Museums often showcase exhibitions highlighting the linguistic and cultural heritage of various regions, providing insight into the history and traditions of different languages.
Cafés and restaurants might offer special menus featuring diverse cuisines and multilingual staff – a delightfully tasty way to explore languages and cultures.
Games and Competitions
Language-based games and competitions, such as crossword puzzles and spelling bees, are organized in schools and communities to provide a fun and educational way to celebrate language.
If you are a teacher hoping to celebrate this occasion make sure to check here for ideas on what to do.
Check out what events are happening near you here.
Just like the European day of Languages, we at Pearson Languages are fully committed to empowering and celebrating language learners and educators alike. That's why we are now supporting French, Italian, and Spanish language learning with the Global Scale of Languages (GSL). With these new language learning frameworks at your fingertips, you can confidently design curriculums and personalize learning pathways to help fast-track your learners’ progress and help your learners be themselves in French, Italian and Spanish.
Whether you're a teacher, a language learner, or simply someone who appreciates the beauty of languages, the European Day of Languages and the GSL provide exciting opportunities to explore, learn, and enjoy the rich tapestry of Europe's linguistic heritage.
Can we play a game? How many times have you been asked this in class? And how often do you say Yes? Young learners love to play games, and if you choose the right ones, they can have a hugely beneficial impact on their learning.
As well as being fun, games can provide learners with necessary language practice, as well as lowering the affective filter (i.e. anxiety, fear, boredom and other negative emotions that can all impact learning). Games also foster a positive, relaxed environment.

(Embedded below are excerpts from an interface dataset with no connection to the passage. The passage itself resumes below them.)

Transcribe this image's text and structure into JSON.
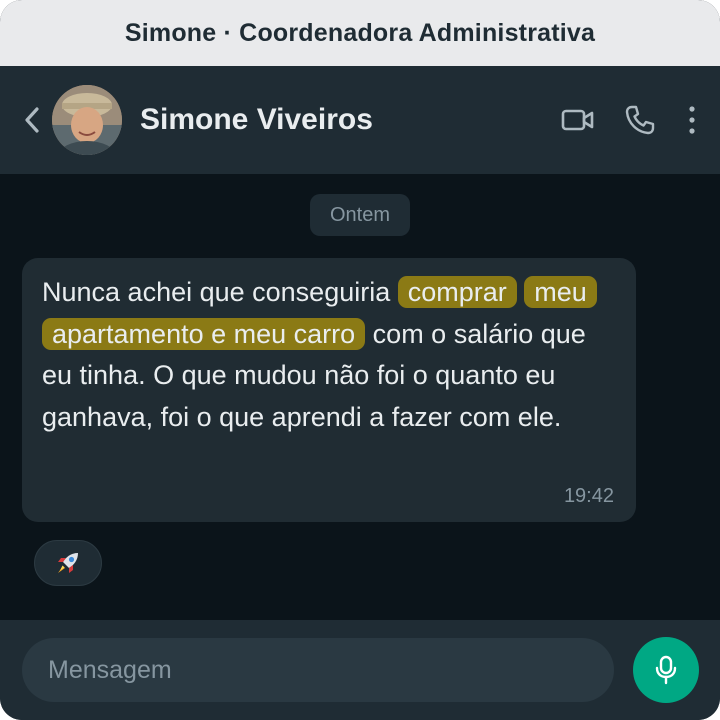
{
  "window": {
    "title": "Simone · Coordenadora Administrativa"
  },
  "header": {
    "contact_name": "Simone Viveiros",
    "icons": [
      "back-chevron-icon",
      "video-call-icon",
      "voice-call-icon",
      "more-options-icon"
    ]
  },
  "chat": {
    "date_separator": "Ontem",
    "message": {
      "text_before": "Nunca achei que conseguiria ",
      "highlight_1": "comprar",
      "highlight_2": "meu apartamento e meu carro",
      "text_after": " com o salário que eu tinha. O que mudou não foi o quanto eu ganhava, foi o que aprendi a fazer com ele.",
      "time": "19:42"
    },
    "reaction": "🚀"
  },
  "composer": {
    "placeholder": "Mensagem"
  },
  "colors": {
    "background": "#0b141a",
    "header": "#1f2c34",
    "bubble": "#202c33",
    "highlight": "#8b7a15",
    "accent": "#00a884"
  }
}
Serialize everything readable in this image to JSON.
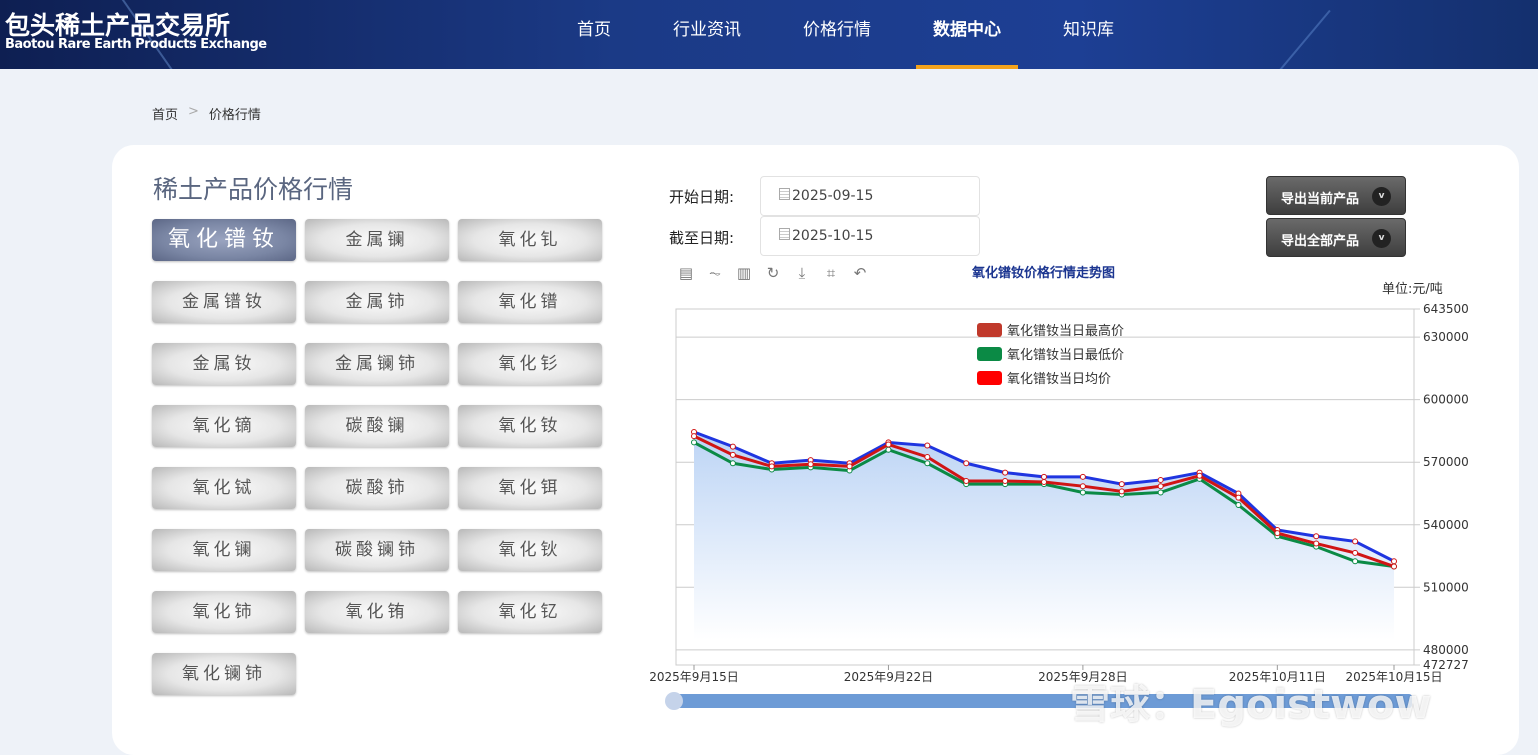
{
  "header": {
    "logo_cn": "包头稀土产品交易所",
    "logo_en": "Baotou Rare Earth Products Exchange",
    "nav": [
      {
        "label": "首页"
      },
      {
        "label": "行业资讯"
      },
      {
        "label": "价格行情"
      },
      {
        "label": "数据中心"
      },
      {
        "label": "知识库"
      }
    ],
    "active_nav": "数据中心"
  },
  "breadcrumb": {
    "home": "首页",
    "sep": ">",
    "current": "价格行情"
  },
  "panel": {
    "title": "稀土产品价格行情",
    "active_product": "氧化镨钕",
    "products": [
      "氧化镨钕",
      "金属镧",
      "氧化钆",
      "金属镨钕",
      "金属铈",
      "氧化镨",
      "金属钕",
      "金属镧铈",
      "氧化钐",
      "氧化镝",
      "碳酸镧",
      "氧化钕",
      "氧化铽",
      "碳酸铈",
      "氧化铒",
      "氧化镧",
      "碳酸镧铈",
      "氧化钬",
      "氧化铈",
      "氧化铕",
      "氧化钇",
      "氧化镧铈"
    ]
  },
  "filters": {
    "start_label": "开始日期:",
    "start_value": "2025-09-15",
    "end_label": "截至日期:",
    "end_value": "2025-10-15",
    "export_current": "导出当前产品",
    "export_all": "导出全部产品",
    "chev": "v"
  },
  "toolbar": [
    "data-view-icon",
    "line-icon",
    "bar-icon",
    "refresh-icon",
    "download-icon",
    "zoom-icon",
    "zoom-reset-icon"
  ],
  "colors": {
    "high": "#1f35e0",
    "low": "#0b8a45",
    "avg": "#d01515",
    "area": "#c9dcf7"
  },
  "watermark": "雪球：Egoistwow",
  "chart_data": {
    "type": "line",
    "title": "氧化镨钕价格行情走势图",
    "unit": "单位:元/吨",
    "ylim": [
      472727,
      643500
    ],
    "yticks": [
      "643500",
      "630000",
      "600000",
      "570000",
      "540000",
      "510000",
      "480000",
      "472727"
    ],
    "ytick_values": [
      643500,
      630000,
      600000,
      570000,
      540000,
      510000,
      480000,
      472727
    ],
    "x": [
      "2025-09-15",
      "2025-09-16",
      "2025-09-17",
      "2025-09-18",
      "2025-09-19",
      "2025-09-22",
      "2025-09-23",
      "2025-09-24",
      "2025-09-25",
      "2025-09-26",
      "2025-09-28",
      "2025-09-29",
      "2025-09-30",
      "2025-10-09",
      "2025-10-10",
      "2025-10-11",
      "2025-10-13",
      "2025-10-14",
      "2025-10-15"
    ],
    "xtick_labels": [
      {
        "i": 0,
        "label": "2025年9月15日"
      },
      {
        "i": 5,
        "label": "2025年9月22日"
      },
      {
        "i": 10,
        "label": "2025年9月28日"
      },
      {
        "i": 15,
        "label": "2025年10月11日"
      },
      {
        "i": 18,
        "label": "2025年10月15日"
      }
    ],
    "series": [
      {
        "name": "氧化镨钕当日最高价",
        "legend_color": "#c0392b",
        "values": [
          584500,
          577500,
          569500,
          571000,
          569500,
          579500,
          578000,
          569500,
          565000,
          563000,
          563000,
          559500,
          561500,
          565000,
          555000,
          537500,
          534500,
          532000,
          522500
        ]
      },
      {
        "name": "氧化镨钕当日最低价",
        "legend_color": "#0b8a45",
        "values": [
          579500,
          569500,
          566500,
          567500,
          566000,
          576000,
          569500,
          559500,
          559500,
          559500,
          555500,
          554500,
          555500,
          562000,
          549500,
          534500,
          529500,
          522500,
          520000
        ]
      },
      {
        "name": "氧化镨钕当日均价",
        "legend_color": "#ff0000",
        "values": [
          582500,
          573500,
          568000,
          569000,
          568000,
          578500,
          572500,
          561000,
          561000,
          560500,
          558500,
          556000,
          558500,
          563500,
          553000,
          536000,
          531000,
          526500,
          520000
        ]
      }
    ]
  }
}
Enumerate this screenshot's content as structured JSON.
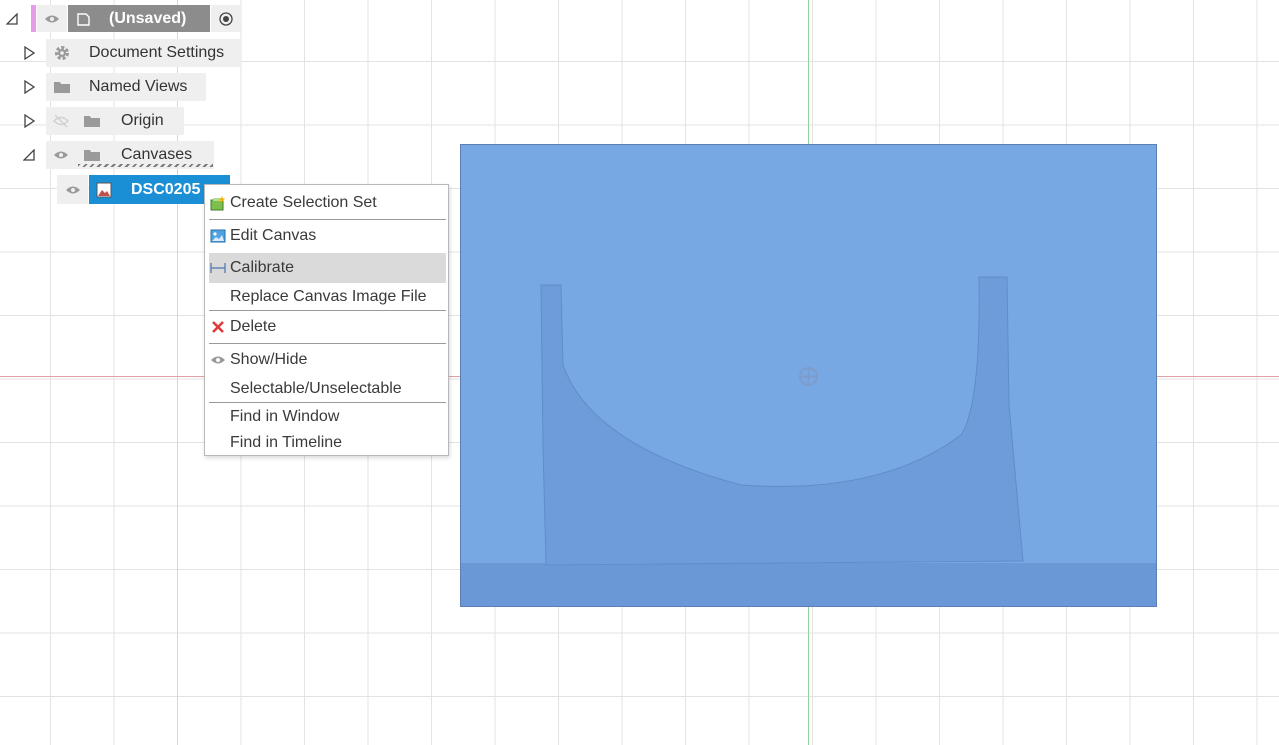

So are you ready to play? Here are a few tried and tested games that work especially well in the primary classroom. Each game is designed to consolidate and review the language students have been learning, and take from 5 to 15 minutes. The games are flexible enough for you to adapt them to different levels, age groups and skills.